Work item ▸ Wherever a line in the records contains the word "from", return that line.

[Data to process Boundary: Start]

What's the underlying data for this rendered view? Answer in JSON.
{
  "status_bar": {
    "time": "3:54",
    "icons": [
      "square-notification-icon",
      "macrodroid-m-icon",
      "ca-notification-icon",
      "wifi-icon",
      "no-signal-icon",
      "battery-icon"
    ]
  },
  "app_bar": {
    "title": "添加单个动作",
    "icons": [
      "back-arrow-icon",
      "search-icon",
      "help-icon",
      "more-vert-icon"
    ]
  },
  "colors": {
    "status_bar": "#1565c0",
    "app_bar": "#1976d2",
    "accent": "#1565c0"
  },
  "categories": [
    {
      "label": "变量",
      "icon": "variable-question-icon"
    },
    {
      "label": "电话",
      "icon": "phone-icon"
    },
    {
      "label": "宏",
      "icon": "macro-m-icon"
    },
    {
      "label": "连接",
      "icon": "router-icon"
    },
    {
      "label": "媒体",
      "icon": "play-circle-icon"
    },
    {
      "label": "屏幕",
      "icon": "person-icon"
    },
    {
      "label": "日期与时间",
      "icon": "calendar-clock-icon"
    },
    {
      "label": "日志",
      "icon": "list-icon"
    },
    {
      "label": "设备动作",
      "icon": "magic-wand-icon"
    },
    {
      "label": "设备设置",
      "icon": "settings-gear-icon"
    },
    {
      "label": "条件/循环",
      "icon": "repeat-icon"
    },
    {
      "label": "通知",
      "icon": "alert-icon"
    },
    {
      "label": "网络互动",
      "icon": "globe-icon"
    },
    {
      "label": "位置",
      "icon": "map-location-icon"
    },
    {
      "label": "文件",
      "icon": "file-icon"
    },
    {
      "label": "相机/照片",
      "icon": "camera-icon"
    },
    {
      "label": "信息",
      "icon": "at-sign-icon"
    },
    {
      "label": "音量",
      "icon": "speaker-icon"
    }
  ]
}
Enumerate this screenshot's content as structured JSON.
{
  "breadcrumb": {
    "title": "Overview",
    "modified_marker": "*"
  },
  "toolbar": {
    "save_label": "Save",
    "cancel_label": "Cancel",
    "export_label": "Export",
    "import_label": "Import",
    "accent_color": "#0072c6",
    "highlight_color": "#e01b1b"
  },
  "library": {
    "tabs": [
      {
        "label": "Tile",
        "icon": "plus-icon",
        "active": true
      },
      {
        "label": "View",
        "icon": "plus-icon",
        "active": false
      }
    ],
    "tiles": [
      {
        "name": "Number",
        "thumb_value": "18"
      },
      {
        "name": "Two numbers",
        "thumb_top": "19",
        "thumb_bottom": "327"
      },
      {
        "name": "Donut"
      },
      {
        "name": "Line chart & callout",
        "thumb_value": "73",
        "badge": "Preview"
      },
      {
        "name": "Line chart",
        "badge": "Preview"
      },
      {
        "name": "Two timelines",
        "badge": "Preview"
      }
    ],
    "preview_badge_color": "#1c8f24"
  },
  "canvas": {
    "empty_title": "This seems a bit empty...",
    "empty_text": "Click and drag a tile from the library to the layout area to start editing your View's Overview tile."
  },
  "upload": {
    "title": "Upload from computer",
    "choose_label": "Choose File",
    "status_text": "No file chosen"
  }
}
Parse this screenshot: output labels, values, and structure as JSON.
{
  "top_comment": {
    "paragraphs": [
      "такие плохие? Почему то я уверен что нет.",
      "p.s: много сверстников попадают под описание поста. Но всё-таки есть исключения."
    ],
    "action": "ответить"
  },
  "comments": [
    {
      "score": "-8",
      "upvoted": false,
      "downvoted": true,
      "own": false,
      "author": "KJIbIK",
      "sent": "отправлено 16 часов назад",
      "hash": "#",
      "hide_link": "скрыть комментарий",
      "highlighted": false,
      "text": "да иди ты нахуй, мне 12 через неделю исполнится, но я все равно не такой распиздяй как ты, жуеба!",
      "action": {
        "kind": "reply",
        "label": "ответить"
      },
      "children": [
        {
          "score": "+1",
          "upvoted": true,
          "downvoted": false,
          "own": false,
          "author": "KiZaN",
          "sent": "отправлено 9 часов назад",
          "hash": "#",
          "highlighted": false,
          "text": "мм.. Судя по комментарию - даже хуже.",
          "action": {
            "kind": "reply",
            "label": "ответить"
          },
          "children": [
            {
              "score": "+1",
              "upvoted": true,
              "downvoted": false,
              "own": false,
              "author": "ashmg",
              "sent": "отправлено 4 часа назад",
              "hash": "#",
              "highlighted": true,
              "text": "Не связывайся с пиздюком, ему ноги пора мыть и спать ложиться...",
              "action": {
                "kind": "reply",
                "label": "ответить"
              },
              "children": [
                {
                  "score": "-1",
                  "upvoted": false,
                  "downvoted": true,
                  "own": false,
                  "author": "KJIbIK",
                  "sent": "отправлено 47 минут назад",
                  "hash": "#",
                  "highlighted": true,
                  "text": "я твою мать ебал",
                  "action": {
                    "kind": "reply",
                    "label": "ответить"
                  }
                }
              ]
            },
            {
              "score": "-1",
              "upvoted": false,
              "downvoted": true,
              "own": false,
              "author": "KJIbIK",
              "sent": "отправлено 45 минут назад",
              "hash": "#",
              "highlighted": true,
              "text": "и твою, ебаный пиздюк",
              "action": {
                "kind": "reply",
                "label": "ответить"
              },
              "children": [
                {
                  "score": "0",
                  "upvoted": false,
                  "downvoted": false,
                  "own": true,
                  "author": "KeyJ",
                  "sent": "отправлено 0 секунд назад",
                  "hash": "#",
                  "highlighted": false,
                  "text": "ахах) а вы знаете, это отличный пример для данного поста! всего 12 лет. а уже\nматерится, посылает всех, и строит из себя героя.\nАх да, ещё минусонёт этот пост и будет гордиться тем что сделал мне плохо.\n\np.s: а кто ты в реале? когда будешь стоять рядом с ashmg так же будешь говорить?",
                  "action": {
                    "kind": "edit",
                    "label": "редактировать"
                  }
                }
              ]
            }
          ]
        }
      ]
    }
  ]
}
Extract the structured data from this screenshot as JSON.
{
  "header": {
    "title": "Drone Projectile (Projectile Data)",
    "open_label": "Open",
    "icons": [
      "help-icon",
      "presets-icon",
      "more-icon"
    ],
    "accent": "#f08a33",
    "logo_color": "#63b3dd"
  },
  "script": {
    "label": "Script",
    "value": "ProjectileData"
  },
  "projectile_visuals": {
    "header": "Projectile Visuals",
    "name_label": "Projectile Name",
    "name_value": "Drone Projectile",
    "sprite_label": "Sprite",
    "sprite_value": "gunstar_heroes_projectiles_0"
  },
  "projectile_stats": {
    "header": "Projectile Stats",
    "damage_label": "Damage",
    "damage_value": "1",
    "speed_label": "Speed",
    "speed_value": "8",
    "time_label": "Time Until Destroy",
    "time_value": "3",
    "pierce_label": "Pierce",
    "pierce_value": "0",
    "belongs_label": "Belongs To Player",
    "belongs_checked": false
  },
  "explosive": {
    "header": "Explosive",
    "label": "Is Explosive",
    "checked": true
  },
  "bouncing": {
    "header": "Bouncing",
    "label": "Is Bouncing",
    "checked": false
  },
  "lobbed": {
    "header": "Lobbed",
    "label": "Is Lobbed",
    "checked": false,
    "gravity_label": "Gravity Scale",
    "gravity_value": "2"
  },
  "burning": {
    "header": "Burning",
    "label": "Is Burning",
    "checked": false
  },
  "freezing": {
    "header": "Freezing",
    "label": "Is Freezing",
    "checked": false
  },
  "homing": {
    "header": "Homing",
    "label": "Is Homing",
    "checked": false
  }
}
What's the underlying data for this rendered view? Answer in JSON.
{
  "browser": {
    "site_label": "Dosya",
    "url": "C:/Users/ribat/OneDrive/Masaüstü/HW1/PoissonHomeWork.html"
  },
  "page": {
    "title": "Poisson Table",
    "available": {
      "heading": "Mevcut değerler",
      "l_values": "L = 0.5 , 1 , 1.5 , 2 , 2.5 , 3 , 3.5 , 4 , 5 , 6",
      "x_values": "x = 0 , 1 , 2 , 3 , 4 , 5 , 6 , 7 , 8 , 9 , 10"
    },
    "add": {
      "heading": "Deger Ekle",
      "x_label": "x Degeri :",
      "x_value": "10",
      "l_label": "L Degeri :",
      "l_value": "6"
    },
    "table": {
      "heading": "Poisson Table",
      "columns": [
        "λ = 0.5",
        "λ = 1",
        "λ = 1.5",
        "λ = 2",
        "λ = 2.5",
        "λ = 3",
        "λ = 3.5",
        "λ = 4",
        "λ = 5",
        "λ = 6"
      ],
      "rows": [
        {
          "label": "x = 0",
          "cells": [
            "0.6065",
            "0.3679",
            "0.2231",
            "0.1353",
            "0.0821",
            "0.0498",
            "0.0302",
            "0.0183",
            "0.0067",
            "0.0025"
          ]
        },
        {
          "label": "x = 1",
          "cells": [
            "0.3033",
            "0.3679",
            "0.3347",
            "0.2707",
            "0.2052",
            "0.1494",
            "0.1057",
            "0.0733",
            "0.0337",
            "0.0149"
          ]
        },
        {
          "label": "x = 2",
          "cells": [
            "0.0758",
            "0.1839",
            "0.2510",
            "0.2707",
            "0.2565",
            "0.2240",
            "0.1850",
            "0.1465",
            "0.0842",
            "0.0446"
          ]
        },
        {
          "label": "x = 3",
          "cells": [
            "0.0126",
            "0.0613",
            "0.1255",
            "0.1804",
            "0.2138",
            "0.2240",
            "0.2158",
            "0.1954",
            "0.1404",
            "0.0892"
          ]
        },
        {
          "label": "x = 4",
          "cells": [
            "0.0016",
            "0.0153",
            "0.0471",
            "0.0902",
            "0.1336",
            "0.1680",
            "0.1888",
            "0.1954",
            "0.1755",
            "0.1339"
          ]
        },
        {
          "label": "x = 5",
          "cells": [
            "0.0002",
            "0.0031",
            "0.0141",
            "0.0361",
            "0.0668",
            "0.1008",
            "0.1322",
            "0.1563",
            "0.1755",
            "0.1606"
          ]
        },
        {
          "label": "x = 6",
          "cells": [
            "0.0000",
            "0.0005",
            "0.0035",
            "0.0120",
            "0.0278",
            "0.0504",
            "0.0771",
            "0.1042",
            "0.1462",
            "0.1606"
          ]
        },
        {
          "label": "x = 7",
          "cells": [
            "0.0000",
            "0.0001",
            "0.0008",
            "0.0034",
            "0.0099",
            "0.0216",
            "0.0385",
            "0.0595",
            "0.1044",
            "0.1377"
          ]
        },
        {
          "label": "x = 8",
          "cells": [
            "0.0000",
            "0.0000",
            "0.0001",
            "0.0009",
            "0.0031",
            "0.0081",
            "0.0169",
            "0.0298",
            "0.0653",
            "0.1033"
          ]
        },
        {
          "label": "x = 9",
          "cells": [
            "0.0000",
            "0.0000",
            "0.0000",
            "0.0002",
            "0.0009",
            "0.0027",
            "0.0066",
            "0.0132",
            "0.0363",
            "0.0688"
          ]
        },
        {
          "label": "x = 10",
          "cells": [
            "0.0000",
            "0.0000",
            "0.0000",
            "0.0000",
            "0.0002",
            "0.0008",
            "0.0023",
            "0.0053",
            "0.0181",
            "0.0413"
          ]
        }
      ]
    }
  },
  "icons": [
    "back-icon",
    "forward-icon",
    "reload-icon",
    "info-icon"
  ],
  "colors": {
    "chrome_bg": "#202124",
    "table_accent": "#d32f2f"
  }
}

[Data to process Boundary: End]

Exercise answer ▸
    "empty_text": "Click and drag a tile from the library to the layout area to start editing your View's Overview tile."
    "title": "Upload from computer",
Extract the structured data from this screenshot as JSON.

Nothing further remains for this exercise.